INSTRUCTIONS FOR THE TASK —
Repeat the entries below in full, with every character unchanged.

★ ★ ★ ★

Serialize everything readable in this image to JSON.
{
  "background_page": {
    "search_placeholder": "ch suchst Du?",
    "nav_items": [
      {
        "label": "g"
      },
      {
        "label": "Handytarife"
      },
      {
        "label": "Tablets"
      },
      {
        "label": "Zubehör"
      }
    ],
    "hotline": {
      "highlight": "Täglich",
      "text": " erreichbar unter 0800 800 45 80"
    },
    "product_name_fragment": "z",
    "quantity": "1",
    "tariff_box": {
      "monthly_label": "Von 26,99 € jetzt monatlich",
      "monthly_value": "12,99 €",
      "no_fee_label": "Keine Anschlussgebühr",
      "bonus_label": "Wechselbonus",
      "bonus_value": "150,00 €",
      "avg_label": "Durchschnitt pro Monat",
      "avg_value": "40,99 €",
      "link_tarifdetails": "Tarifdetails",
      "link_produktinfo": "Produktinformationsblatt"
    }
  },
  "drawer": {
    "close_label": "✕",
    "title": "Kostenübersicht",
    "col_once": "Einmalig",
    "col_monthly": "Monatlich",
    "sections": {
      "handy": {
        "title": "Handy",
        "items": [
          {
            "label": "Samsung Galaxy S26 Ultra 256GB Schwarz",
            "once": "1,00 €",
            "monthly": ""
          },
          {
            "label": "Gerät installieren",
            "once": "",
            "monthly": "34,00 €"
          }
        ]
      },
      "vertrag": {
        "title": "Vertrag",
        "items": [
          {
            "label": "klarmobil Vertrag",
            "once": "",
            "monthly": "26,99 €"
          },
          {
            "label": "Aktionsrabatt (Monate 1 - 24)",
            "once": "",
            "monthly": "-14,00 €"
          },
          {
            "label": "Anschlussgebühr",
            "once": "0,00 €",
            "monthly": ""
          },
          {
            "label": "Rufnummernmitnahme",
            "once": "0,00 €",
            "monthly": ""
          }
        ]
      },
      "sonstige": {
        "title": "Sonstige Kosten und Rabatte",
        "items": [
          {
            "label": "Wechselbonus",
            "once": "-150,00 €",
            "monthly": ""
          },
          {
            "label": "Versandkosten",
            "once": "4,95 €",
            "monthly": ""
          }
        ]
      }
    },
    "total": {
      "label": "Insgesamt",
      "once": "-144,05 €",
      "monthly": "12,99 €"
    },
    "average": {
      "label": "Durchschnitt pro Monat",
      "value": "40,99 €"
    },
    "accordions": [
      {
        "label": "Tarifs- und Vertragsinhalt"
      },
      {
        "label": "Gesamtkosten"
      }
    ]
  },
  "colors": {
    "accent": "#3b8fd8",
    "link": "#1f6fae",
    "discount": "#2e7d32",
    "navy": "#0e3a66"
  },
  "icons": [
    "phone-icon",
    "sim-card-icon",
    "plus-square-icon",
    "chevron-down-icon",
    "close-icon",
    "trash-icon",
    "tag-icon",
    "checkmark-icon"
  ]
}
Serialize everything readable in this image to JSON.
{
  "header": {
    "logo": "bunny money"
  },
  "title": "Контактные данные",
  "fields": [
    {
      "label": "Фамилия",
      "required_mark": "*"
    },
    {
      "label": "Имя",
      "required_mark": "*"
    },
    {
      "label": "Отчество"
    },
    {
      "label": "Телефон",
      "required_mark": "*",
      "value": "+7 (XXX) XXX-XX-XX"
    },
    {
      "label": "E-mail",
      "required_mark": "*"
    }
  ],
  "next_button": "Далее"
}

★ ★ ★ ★

RESULT OF THE EXERCISE —
Serialize everything readable in this image to JSON.
{
  "background_page": {
    "search_placeholder": "ch suchst Du?",
    "nav_items": [
      {
        "label": "g"
      },
      {
        "label": "Handytarife"
      },
      {
        "label": "Tablets"
      },
      {
        "label": "Zubehör"
      }
    ],
    "hotline": {
      "highlight": "Täglich",
      "text": " erreichbar unter 0800 800 45 80"
    },
    "product_name_fragment": "z",
    "quantity": "1",
    "tariff_box": {
      "monthly_label": "Von 26,99 € jetzt monatlich",
      "monthly_value": "12,99 €",
      "no_fee_label": "Keine Anschlussgebühr",
      "bonus_label": "Wechselbonus",
      "bonus_value": "150,00 €",
      "avg_label": "Durchschnitt pro Monat",
      "avg_value": "40,99 €",
      "link_tarifdetails": "Tarifdetails",
      "link_produktinfo": "Produktinformationsblatt"
    }
  },
  "drawer": {
    "close_label": "✕",
    "title": "Kostenübersicht",
    "col_once": "Einmalig",
    "col_monthly": "Monatlich",
    "sections": {
      "handy": {
        "title": "Handy",
        "items": [
          {
            "label": "Samsung Galaxy S26 Ultra 256GB Schwarz",
            "once": "1,00 €",
            "monthly": ""
          },
          {
            "label": "Gerät installieren",
            "once": "",
            "monthly": "34,00 €"
          }
        ]
      },
      "vertrag": {
        "title": "Vertrag",
        "items": [
          {
            "label": "klarmobil Vertrag",
            "once": "",
            "monthly": "26,99 €"
          },
          {
            "label": "Aktionsrabatt (Monate 1 - 24)",
            "once": "",
            "monthly": "-14,00 €"
          },
          {
            "label": "Anschlussgebühr",
            "once": "0,00 €",
            "monthly": ""
          },
          {
            "label": "Rufnummernmitnahme",
            "once": "0,00 €",
            "monthly": ""
          }
        ]
      },
      "sonstige": {
        "title": "Sonstige Kosten und Rabatte",
        "items": [
          {
            "label": "Wechselbonus",
            "once": "-150,00 €",
            "monthly": ""
          },
          {
            "label": "Versandkosten",
            "once": "4,95 €",
            "monthly": ""
          }
        ]
      }
    },
    "total": {
      "label": "Insgesamt",
      "once": "-144,05 €",
      "monthly": "12,99 €"
    },
    "average": {
      "label": "Durchschnitt pro Monat",
      "value": "40,99 €"
    },
    "accordions": [
      {
        "label": "Tarifs- und Vertragsinhalt"
      },
      {
        "label": "Gesamtkosten"
      }
    ]
  },
  "colors": {
    "accent": "#3b8fd8",
    "link": "#1f6fae",
    "discount": "#2e7d32",
    "navy": "#0e3a66"
  },
  "icons": [
    "phone-icon",
    "sim-card-icon",
    "plus-square-icon",
    "chevron-down-icon",
    "close-icon",
    "trash-icon",
    "tag-icon",
    "checkmark-icon"
  ]
}
Serialize everything readable in this image to JSON.
{
  "header": {
    "logo": "bunny money"
  },
  "title": "Контактные данные",
  "fields": [
    {
      "label": "Фамилия",
      "required_mark": "*"
    },
    {
      "label": "Имя",
      "required_mark": "*"
    },
    {
      "label": "Отчество"
    },
    {
      "label": "Телефон",
      "required_mark": "*",
      "value": "+7 (XXX) XXX-XX-XX"
    },
    {
      "label": "E-mail",
      "required_mark": "*"
    }
  ],
  "next_button": "Далее"
}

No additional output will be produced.